* SUPPLIED MATERIAL

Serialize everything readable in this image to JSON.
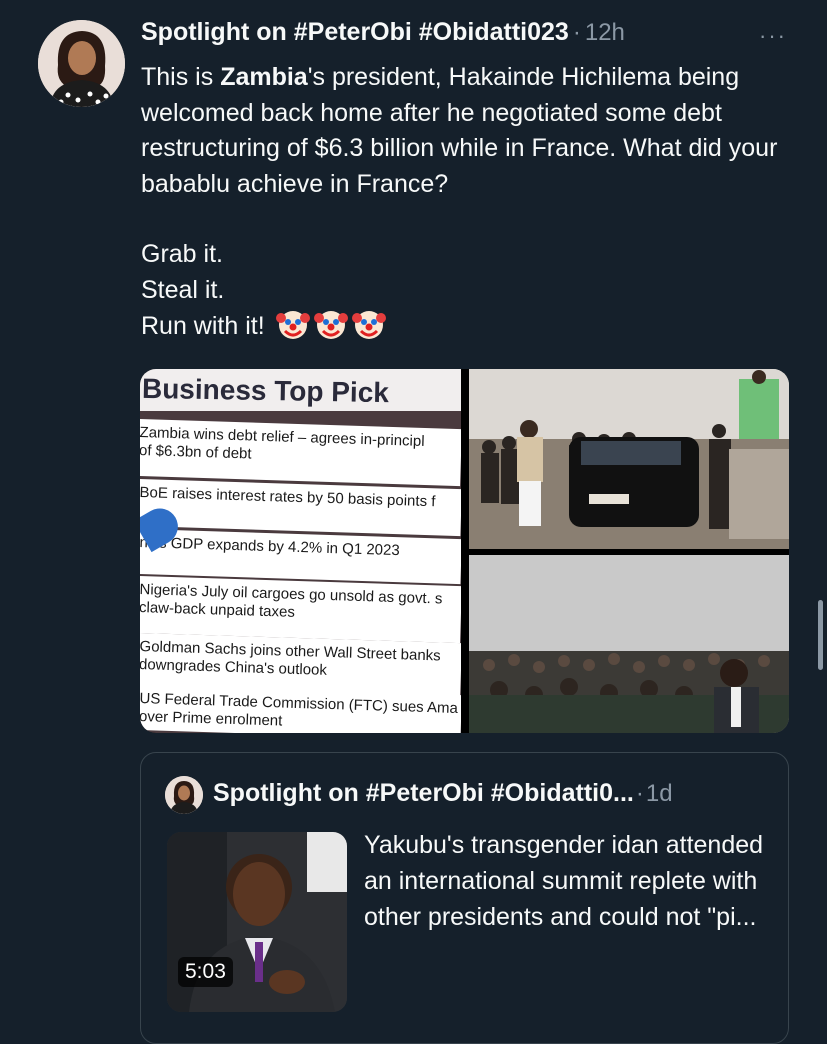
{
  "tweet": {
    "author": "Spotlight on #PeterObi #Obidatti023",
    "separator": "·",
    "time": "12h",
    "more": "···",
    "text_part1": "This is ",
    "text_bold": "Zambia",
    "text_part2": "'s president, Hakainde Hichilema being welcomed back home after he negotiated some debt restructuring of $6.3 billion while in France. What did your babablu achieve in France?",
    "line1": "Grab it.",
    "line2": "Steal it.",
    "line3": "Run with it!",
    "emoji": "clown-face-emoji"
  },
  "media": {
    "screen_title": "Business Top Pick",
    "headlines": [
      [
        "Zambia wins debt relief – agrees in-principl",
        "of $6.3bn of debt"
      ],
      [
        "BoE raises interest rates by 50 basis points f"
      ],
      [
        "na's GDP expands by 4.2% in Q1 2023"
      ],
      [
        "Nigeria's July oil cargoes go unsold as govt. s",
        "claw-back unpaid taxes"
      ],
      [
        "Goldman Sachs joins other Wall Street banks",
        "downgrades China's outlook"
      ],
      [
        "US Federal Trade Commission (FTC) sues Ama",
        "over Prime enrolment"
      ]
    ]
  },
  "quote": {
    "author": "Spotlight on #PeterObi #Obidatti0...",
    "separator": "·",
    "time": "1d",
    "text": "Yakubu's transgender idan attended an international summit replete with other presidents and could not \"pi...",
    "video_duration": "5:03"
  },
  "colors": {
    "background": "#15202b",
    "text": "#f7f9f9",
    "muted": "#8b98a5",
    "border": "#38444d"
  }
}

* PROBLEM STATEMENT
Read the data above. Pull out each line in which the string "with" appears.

* ANSWER AREA
    "line3": "Run with it!",
    "text": "Yakubu's transgender idan attended an international summit replete with other presidents and could not \"pi...",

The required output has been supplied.